Step 5. Justify Conclusions
Once your data is collected, you have to figure out how to represent it. This process should include verifying data for accuracy, collecting additional data as necessary, and finding ways to present data to your various stakeholders with the appropriate context. If you used multiple ways of data collection, you need to compare the data across the different approaches. Cross-examine the information for consistency as well as any anomalies or potential disputing data that might emerge. If your data contradicts what you expected to find, you will want to look for sufficient context in your reports. The context will allow you to discuss the issue with stakeholders and figure out how to address any problems.
When interpreting your findings, remember to:
- Check for alternative explanations of your results
- Consider possible bias
- Compare your findings with similar projects
- Contrast different data collection methods
Step 6. Ensure, Use, and Share Lessons
While you might want to share data at the end of your evaluation process, you should consider dialoguing with stakeholders throughout the evaluation process. Doing so allows their feedback to shape your final reports, helping you improve the way you present data and ensuring it will be as usable as possible.

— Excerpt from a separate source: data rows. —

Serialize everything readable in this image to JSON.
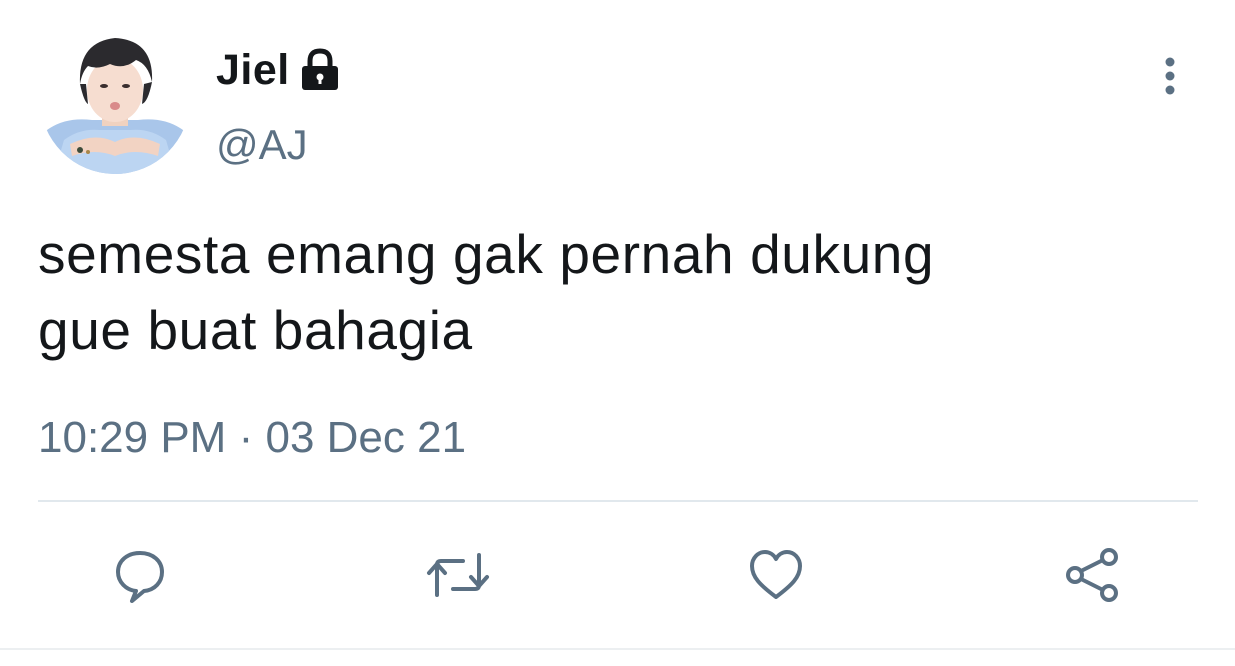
{
  "user": {
    "display_name": "Jiel",
    "handle": "@AJ",
    "protected_icon": "lock-icon",
    "avatar": "profile-photo"
  },
  "tweet": {
    "text_line1": "semesta emang gak pernah dukung",
    "text_line2": "gue buat bahagia",
    "time": "10:29 PM",
    "separator": "·",
    "date": "03 Dec 21"
  },
  "menu": {
    "icon": "more-vertical-icon"
  },
  "actions": [
    {
      "name": "reply",
      "icon": "comment-icon"
    },
    {
      "name": "retweet",
      "icon": "retweet-icon"
    },
    {
      "name": "like",
      "icon": "heart-icon"
    },
    {
      "name": "share",
      "icon": "share-icon"
    }
  ],
  "colors": {
    "text_primary": "#14171a",
    "text_secondary": "#5b7083",
    "divider": "#e1e8ed",
    "icon": "#5b7083"
  }
}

Talking early and often with stakeholders also establishes a pattern of continued conversation, lesson-sharing, and general use of the evaluation data. The last thing you want out of a public health program evaluation is a thick report that gathers dust in a closet. Make sure you are frequently engaging with all parties involved. You also need to ensure that you are creating statements tailored to the specific needs identified by stakeholders. The conversation around your data should focus on continued use and actionable changes based on the evaluation.
Before you share your results, you need to:
- Identify ways to reduce wrong interpretation of findings
- Ensure that your delivery is clear, timely, and in a format that can be easily used and distributed
- Strive to promote the program, its long-term goals, and its public image.
To help you simplify your program evaluation process, you can download our free tool that includes directions, checklists, and worksheets. This guide combines data from the CDC data and our expertise. The program evaluation tool is efficient, methodologically sound, and practical.
Do you need more assistance? Let our public help experts help you improve your efforts. Connect with your specialized partner today.
REFERENCES & RESOURCES
- Anon, (2019). Framework for Program Evaluation – CDC. [online] Available at: https://www.cdc.gov/eval/framework/index.htm.
- www.cdc.gov. (2018). CDC – Program Evaluation Steps. [online] Available at: https://www.cdc.gov/eval/steps/index.htm.
By: Erik McLaughlin MD, MPH and Aikaterini Papadopoulou, B.Arch